Source records
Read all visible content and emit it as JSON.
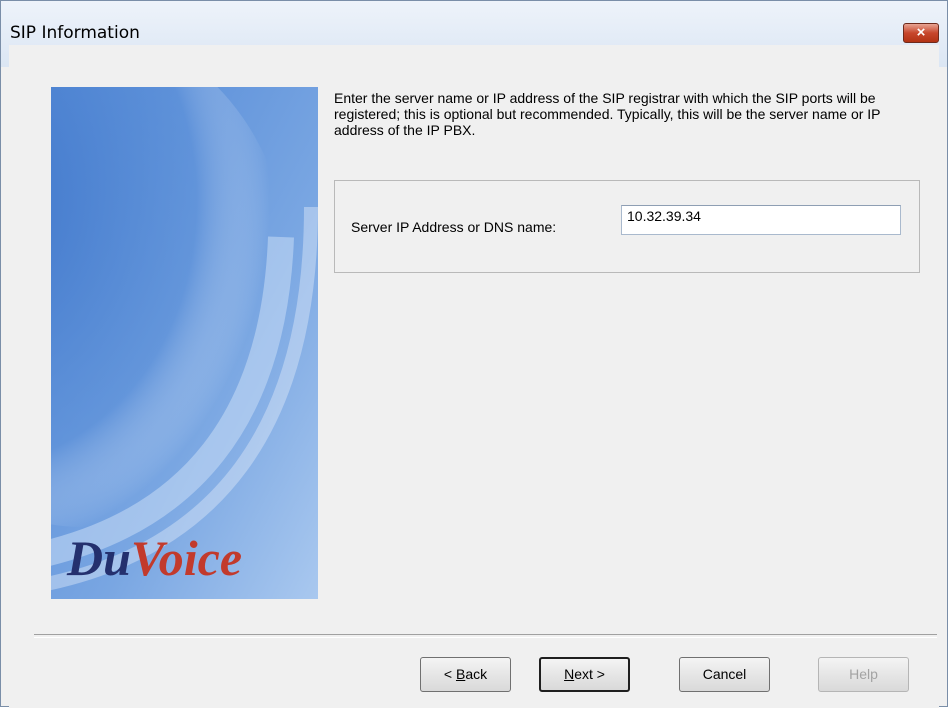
{
  "window": {
    "title": "SIP Information",
    "close_label": "×"
  },
  "logo": {
    "text": "DuVoice"
  },
  "instructions": "Enter the server name or IP address of the SIP registrar with which the SIP ports will be registered; this is optional but recommended.  Typically, this will be the server name or IP address of the IP PBX.",
  "server": {
    "label": "Server IP Address or DNS name:",
    "value": "10.32.39.34"
  },
  "buttons": {
    "back_prefix": "< ",
    "back_mnemonic": "B",
    "back_rest": "ack",
    "next_mnemonic": "N",
    "next_rest": "ext >",
    "cancel": "Cancel",
    "help": "Help"
  },
  "colors": {
    "panel_blue": "#6b9ad9",
    "logo_dark": "#24306e",
    "logo_red": "#c23a2c"
  }
}
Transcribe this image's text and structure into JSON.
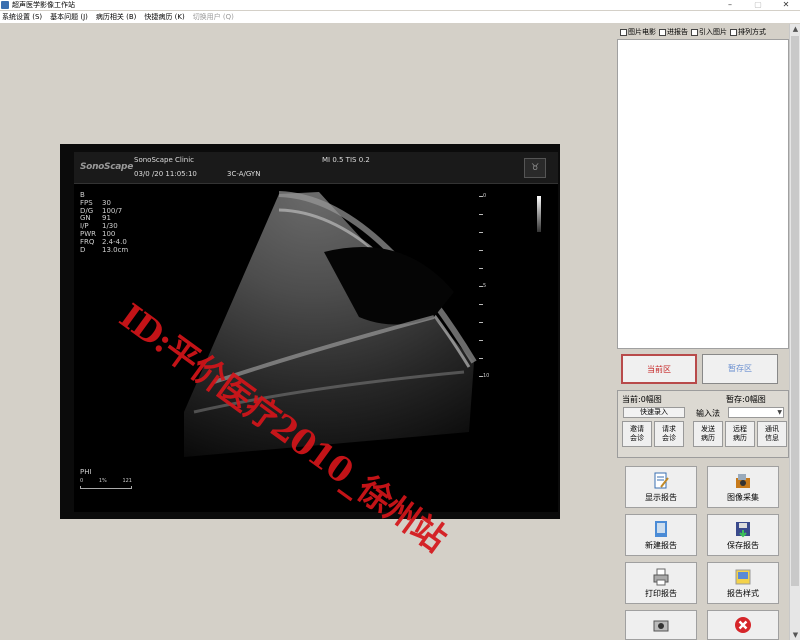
{
  "window": {
    "title": "超声医学影像工作站"
  },
  "menu": [
    {
      "label": "系统设置 (S)",
      "disabled": false
    },
    {
      "label": "基本问题 (J)",
      "disabled": false
    },
    {
      "label": "病历相关 (B)",
      "disabled": false
    },
    {
      "label": "快捷病历 (K)",
      "disabled": false
    },
    {
      "label": "切换用户 (Q)",
      "disabled": true
    }
  ],
  "ultrasound": {
    "logo": "SonoScape",
    "clinic": "SonoScape Clinic",
    "date": "03/0 /20  11:05:10",
    "probe": "3C-A/GYN",
    "mi_tis": "MI 0.5  TIS 0.2",
    "params": [
      {
        "k": "B",
        "v": ""
      },
      {
        "k": "FPS",
        "v": "30"
      },
      {
        "k": "D/G",
        "v": "100/7"
      },
      {
        "k": "GN",
        "v": "91"
      },
      {
        "k": "I/P",
        "v": "1/30"
      },
      {
        "k": "PWR",
        "v": "100"
      },
      {
        "k": "FRQ",
        "v": "2.4-4.0"
      },
      {
        "k": "D",
        "v": "13.0cm"
      }
    ],
    "phi": "PHI",
    "phi_scale": [
      "0",
      "1%",
      "121"
    ],
    "depth_labels": [
      "0",
      "5",
      "10"
    ],
    "watermark": "ID:平价医疗2010_徐州站"
  },
  "right_panel": {
    "checkboxes": [
      "图片电影",
      "进报告",
      "引入图片",
      "排列方式"
    ],
    "current_area": "当前区",
    "temp_area": "暂存区",
    "current_count": "当前:0幅图",
    "temp_count": "暂存:0幅图",
    "quick_entry": "快速录入",
    "ime_label": "输入法",
    "small_buttons": [
      {
        "l1": "邀请",
        "l2": "会诊"
      },
      {
        "l1": "请求",
        "l2": "会诊"
      },
      {
        "l1": "发送",
        "l2": "病历"
      },
      {
        "l1": "远程",
        "l2": "病历"
      },
      {
        "l1": "通讯",
        "l2": "信息"
      }
    ],
    "big_buttons": [
      {
        "label": "显示报告",
        "icon": "report-edit-icon"
      },
      {
        "label": "图像采集",
        "icon": "image-capture-icon"
      },
      {
        "label": "新建报告",
        "icon": "new-report-icon"
      },
      {
        "label": "保存报告",
        "icon": "save-report-icon"
      },
      {
        "label": "打印报告",
        "icon": "printer-icon"
      },
      {
        "label": "报告样式",
        "icon": "report-style-icon"
      },
      {
        "label": "",
        "icon": "camera-icon"
      },
      {
        "label": "",
        "icon": "close-icon"
      }
    ]
  },
  "colors": {
    "current_area": "#c62828",
    "temp_area": "#6a8fd0",
    "watermark": "#d4151a"
  }
}
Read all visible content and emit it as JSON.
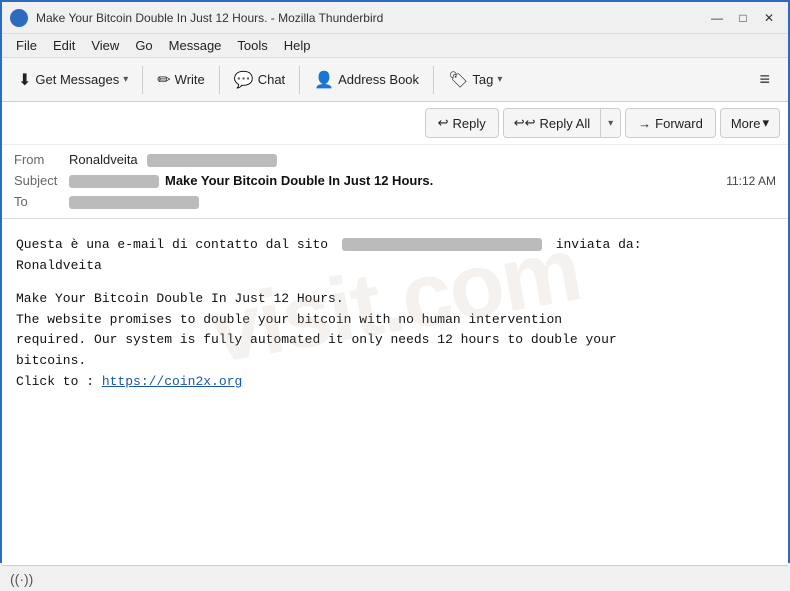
{
  "titleBar": {
    "title": "Make Your Bitcoin Double In Just 12 Hours. - Mozilla Thunderbird",
    "icon": "thunderbird-icon",
    "controls": {
      "minimize": "—",
      "maximize": "□",
      "close": "✕"
    }
  },
  "menuBar": {
    "items": [
      "File",
      "Edit",
      "View",
      "Go",
      "Message",
      "Tools",
      "Help"
    ]
  },
  "toolbar": {
    "getMessages": "Get Messages",
    "write": "Write",
    "chat": "Chat",
    "addressBook": "Address Book",
    "tag": "Tag",
    "hamburger": "≡"
  },
  "emailHeaderToolbar": {
    "reply": "Reply",
    "replyAll": "Reply All",
    "forward": "Forward",
    "more": "More"
  },
  "emailFields": {
    "fromLabel": "From",
    "fromName": "Ronaldveita",
    "subjectLabel": "Subject",
    "subjectText": "Make Your Bitcoin Double In Just 12 Hours.",
    "toLabel": "To",
    "time": "11:12 AM"
  },
  "emailBody": {
    "line1": "Questa è una e-mail di contatto dal sito",
    "line1end": "inviata da:",
    "line2": "Ronaldveita",
    "line3": "",
    "line4": "Make Your Bitcoin Double In Just 12 Hours.",
    "line5": "The website promises to double your bitcoin with no human intervention",
    "line6": "required. Our system is fully automated it only needs 12 hours to double your",
    "line7": "bitcoins.",
    "line8": "Click to :",
    "link": "https://coin2x.org"
  },
  "statusBar": {
    "icon": "signal-icon",
    "iconSymbol": "((·))"
  }
}
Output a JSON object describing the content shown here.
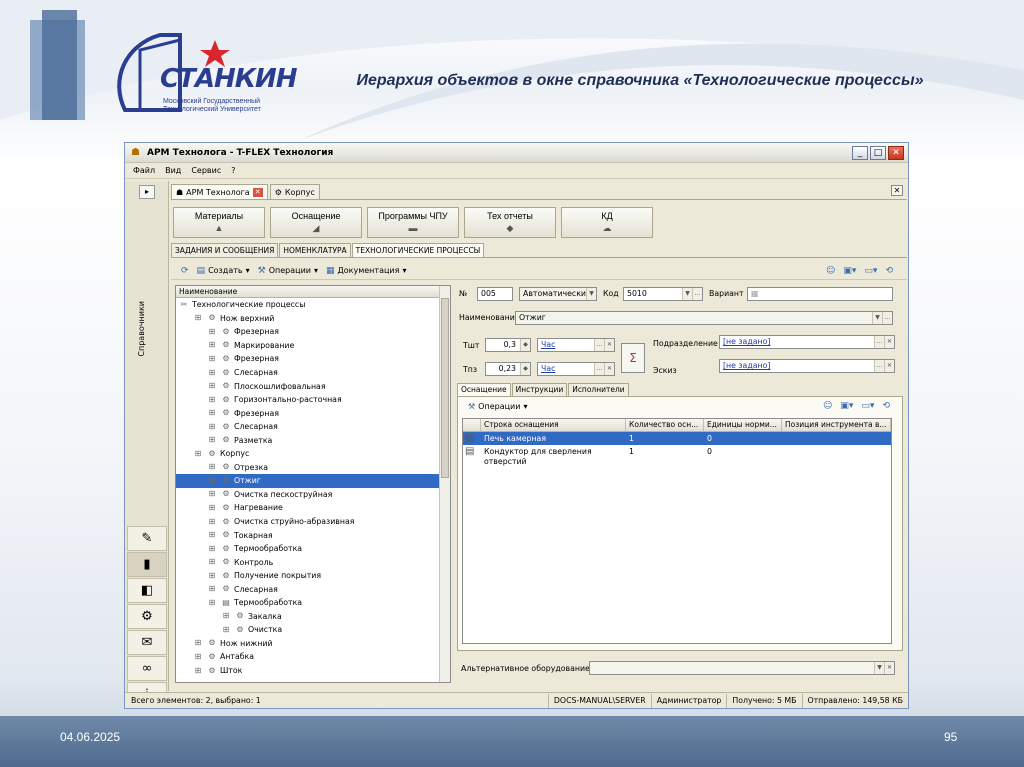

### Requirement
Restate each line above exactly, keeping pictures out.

### Result for this task
Read all visible content and emit it as JSON.
{
  "window": {
    "title": "SIP Information",
    "close_label": "×"
  },
  "logo": {
    "text": "DuVoice"
  },
  "instructions": "Enter the server name or IP address of the SIP registrar with which the SIP ports will be registered; this is optional but recommended.  Typically, this will be the server name or IP address of the IP PBX.",
  "server": {
    "label": "Server IP Address or DNS name:",
    "value": "10.32.39.34"
  },
  "buttons": {
    "back_prefix": "< ",
    "back_mnemonic": "B",
    "back_rest": "ack",
    "next_mnemonic": "N",
    "next_rest": "ext >",
    "cancel": "Cancel",
    "help": "Help"
  },
  "colors": {
    "panel_blue": "#6b9ad9",
    "logo_dark": "#24306e",
    "logo_red": "#c23a2c"
  }
}
Transcribe this image's text and structure into JSON.
{
  "window": {
    "title": "超声医学影像工作站"
  },
  "menu": [
    {
      "label": "系统设置 (S)",
      "disabled": false
    },
    {
      "label": "基本问题 (J)",
      "disabled": false
    },
    {
      "label": "病历相关 (B)",
      "disabled": false
    },
    {
      "label": "快捷病历 (K)",
      "disabled": false
    },
    {
      "label": "切换用户 (Q)",
      "disabled": true
    }
  ],
  "ultrasound": {
    "logo": "SonoScape",
    "clinic": "SonoScape Clinic",
    "date": "03/0 /20  11:05:10",
    "probe": "3C-A/GYN",
    "mi_tis": "MI 0.5  TIS 0.2",
    "params": [
      {
        "k": "B",
        "v": ""
      },
      {
        "k": "FPS",
        "v": "30"
      },
      {
        "k": "D/G",
        "v": "100/7"
      },
      {
        "k": "GN",
        "v": "91"
      },
      {
        "k": "I/P",
        "v": "1/30"
      },
      {
        "k": "PWR",
        "v": "100"
      },
      {
        "k": "FRQ",
        "v": "2.4-4.0"
      },
      {
        "k": "D",
        "v": "13.0cm"
      }
    ],
    "phi": "PHI",
    "phi_scale": [
      "0",
      "1%",
      "121"
    ],
    "depth_labels": [
      "0",
      "5",
      "10"
    ],
    "watermark": "ID:平价医疗2010_徐州站"
  },
  "right_panel": {
    "checkboxes": [
      "图片电影",
      "进报告",
      "引入图片",
      "排列方式"
    ],
    "current_area": "当前区",
    "temp_area": "暂存区",
    "current_count": "当前:0幅图",
    "temp_count": "暂存:0幅图",
    "quick_entry": "快速录入",
    "ime_label": "输入法",
    "small_buttons": [
      {
        "l1": "邀请",
        "l2": "会诊"
      },
      {
        "l1": "请求",
        "l2": "会诊"
      },
      {
        "l1": "发送",
        "l2": "病历"
      },
      {
        "l1": "远程",
        "l2": "病历"
      },
      {
        "l1": "通讯",
        "l2": "信息"
      }
    ],
    "big_buttons": [
      {
        "label": "显示报告",
        "icon": "report-edit-icon"
      },
      {
        "label": "图像采集",
        "icon": "image-capture-icon"
      },
      {
        "label": "新建报告",
        "icon": "new-report-icon"
      },
      {
        "label": "保存报告",
        "icon": "save-report-icon"
      },
      {
        "label": "打印报告",
        "icon": "printer-icon"
      },
      {
        "label": "报告样式",
        "icon": "report-style-icon"
      },
      {
        "label": "",
        "icon": "camera-icon"
      },
      {
        "label": "",
        "icon": "close-icon"
      }
    ]
  },
  "colors": {
    "current_area": "#c62828",
    "temp_area": "#6a8fd0",
    "watermark": "#d4151a"
  }
}
Read all visible content and emit it as JSON.
{
  "titleBar": {
    "title": "Make Your Bitcoin Double In Just 12 Hours. - Mozilla Thunderbird",
    "icon": "thunderbird-icon",
    "controls": {
      "minimize": "—",
      "maximize": "□",
      "close": "✕"
    }
  },
  "menuBar": {
    "items": [
      "File",
      "Edit",
      "View",
      "Go",
      "Message",
      "Tools",
      "Help"
    ]
  },
  "toolbar": {
    "getMessages": "Get Messages",
    "write": "Write",
    "chat": "Chat",
    "addressBook": "Address Book",
    "tag": "Tag",
    "hamburger": "≡"
  },
  "emailHeaderToolbar": {
    "reply": "Reply",
    "replyAll": "Reply All",
    "forward": "Forward",
    "more": "More"
  },
  "emailFields": {
    "fromLabel": "From",
    "fromName": "Ronaldveita",
    "subjectLabel": "Subject",
    "subjectText": "Make Your Bitcoin Double In Just 12 Hours.",
    "toLabel": "To",
    "time": "11:12 AM"
  },
  "emailBody": {
    "line1": "Questa è una e-mail di contatto dal sito",
    "line1end": "inviata da:",
    "line2": "Ronaldveita",
    "line3": "",
    "line4": "Make Your Bitcoin Double In Just 12 Hours.",
    "line5": "The website promises to double your bitcoin with no human intervention",
    "line6": "required. Our system is fully automated it only needs 12 hours to double your",
    "line7": "bitcoins.",
    "line8": "Click to :",
    "link": "https://coin2x.org"
  },
  "statusBar": {
    "icon": "signal-icon",
    "iconSymbol": "((·))"
  }
}
Output a JSON object describing the content shown here.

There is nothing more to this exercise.